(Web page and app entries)
== Segment start ==
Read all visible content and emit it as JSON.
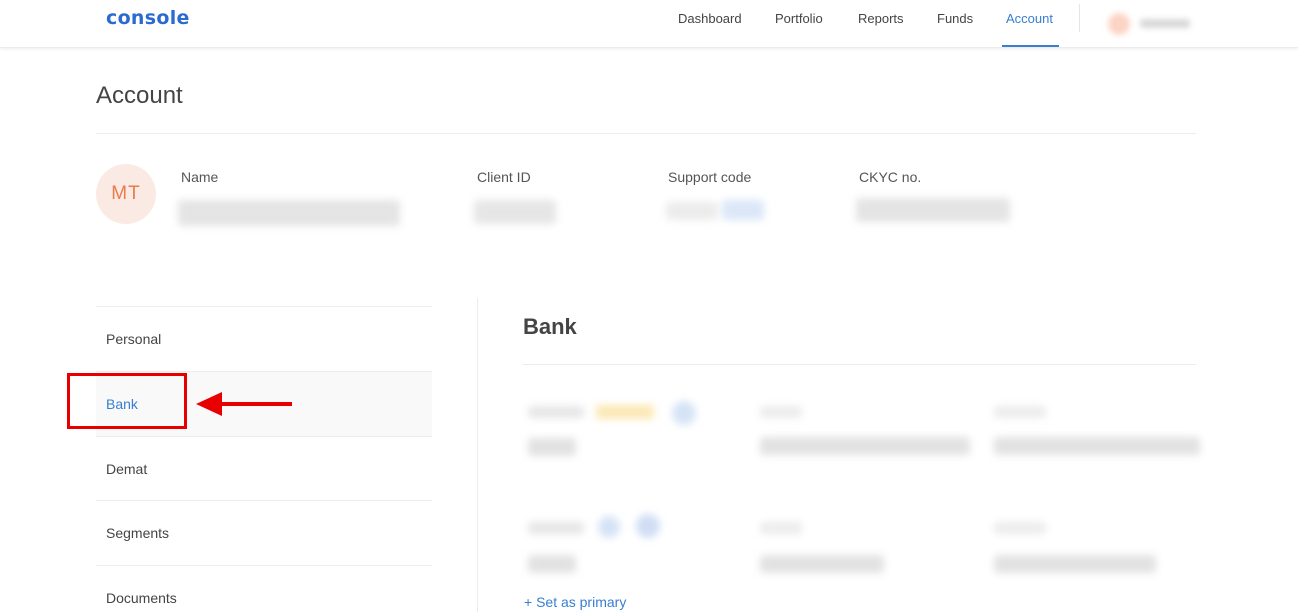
{
  "header": {
    "logo": "console",
    "nav": [
      "Dashboard",
      "Portfolio",
      "Reports",
      "Funds",
      "Account"
    ],
    "active_nav": "Account"
  },
  "page": {
    "title": "Account"
  },
  "profile": {
    "initials": "MT",
    "fields": [
      "Name",
      "Client ID",
      "Support code",
      "CKYC no."
    ]
  },
  "menu": {
    "items": [
      "Personal",
      "Bank",
      "Demat",
      "Segments",
      "Documents"
    ],
    "active": "Bank"
  },
  "bank": {
    "title": "Bank",
    "set_primary": "+ Set as primary"
  },
  "colors": {
    "accent": "#387ed1",
    "annotation": "#e80000",
    "avatar_bg": "#fbe9e3",
    "avatar_text": "#e97c4f"
  }
}
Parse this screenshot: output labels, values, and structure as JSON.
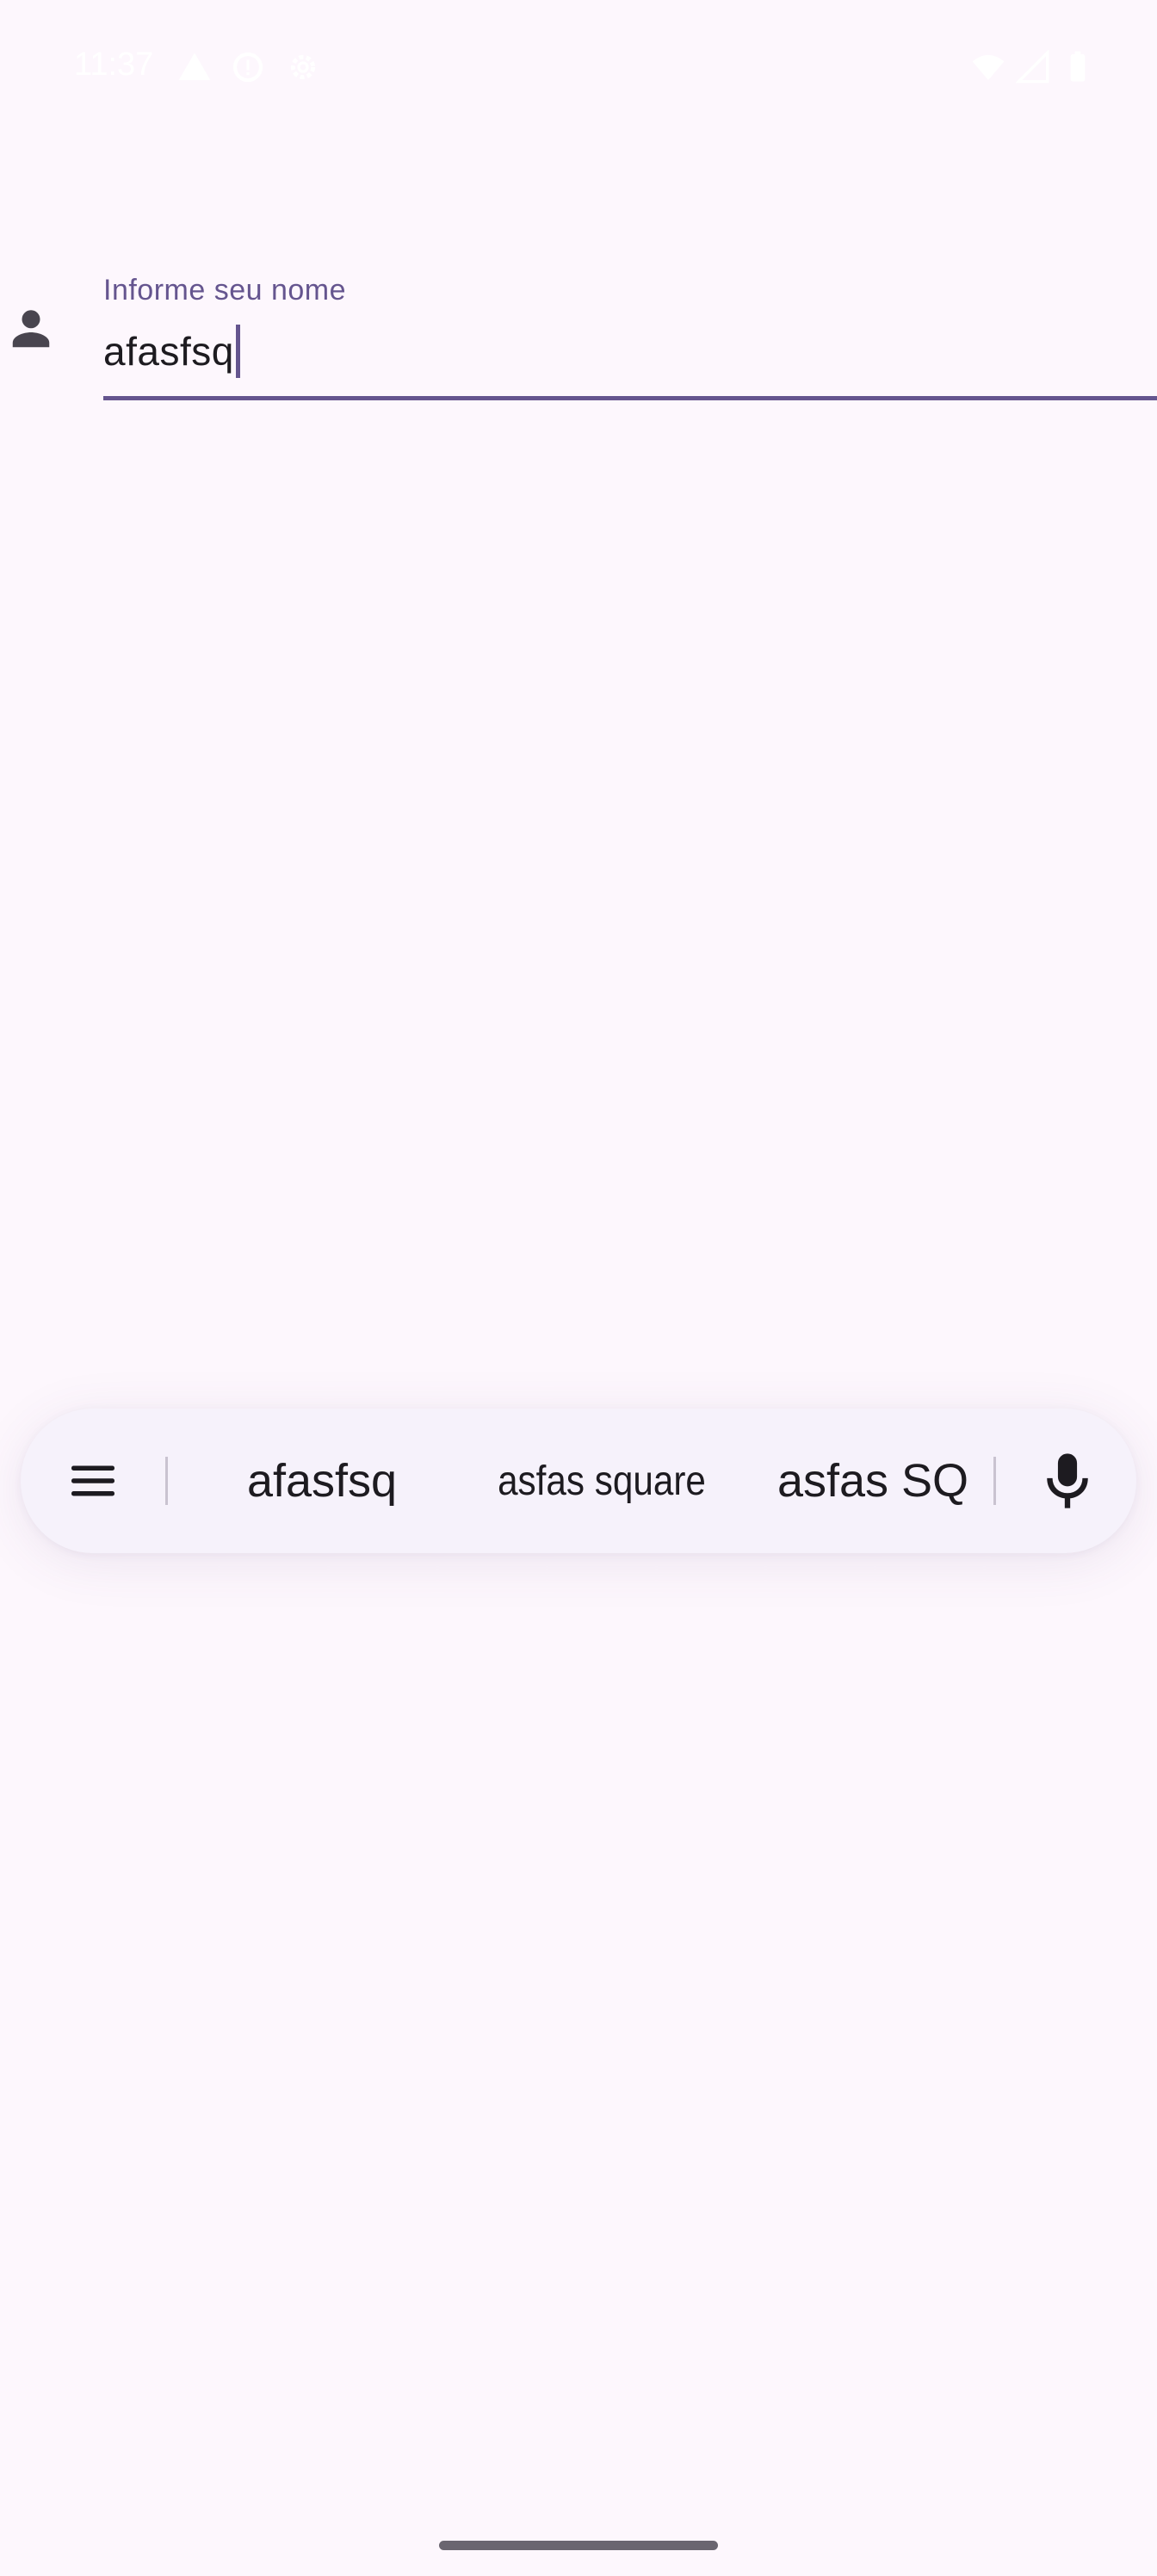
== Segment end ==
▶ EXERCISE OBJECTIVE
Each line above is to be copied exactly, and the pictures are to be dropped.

▶ EXERCISE OUTPUT
Read all visible content and emit it as JSON.
{
  "header": {
    "logo": "console",
    "nav": [
      "Dashboard",
      "Portfolio",
      "Reports",
      "Funds",
      "Account"
    ],
    "active_nav": "Account"
  },
  "page": {
    "title": "Account"
  },
  "profile": {
    "initials": "MT",
    "fields": [
      "Name",
      "Client ID",
      "Support code",
      "CKYC no."
    ]
  },
  "menu": {
    "items": [
      "Personal",
      "Bank",
      "Demat",
      "Segments",
      "Documents"
    ],
    "active": "Bank"
  },
  "bank": {
    "title": "Bank",
    "set_primary": "+ Set as primary"
  },
  "colors": {
    "accent": "#387ed1",
    "annotation": "#e80000",
    "avatar_bg": "#fbe9e3",
    "avatar_text": "#e97c4f"
  }
}
Parse this screenshot: output labels, values, and structure as JSON.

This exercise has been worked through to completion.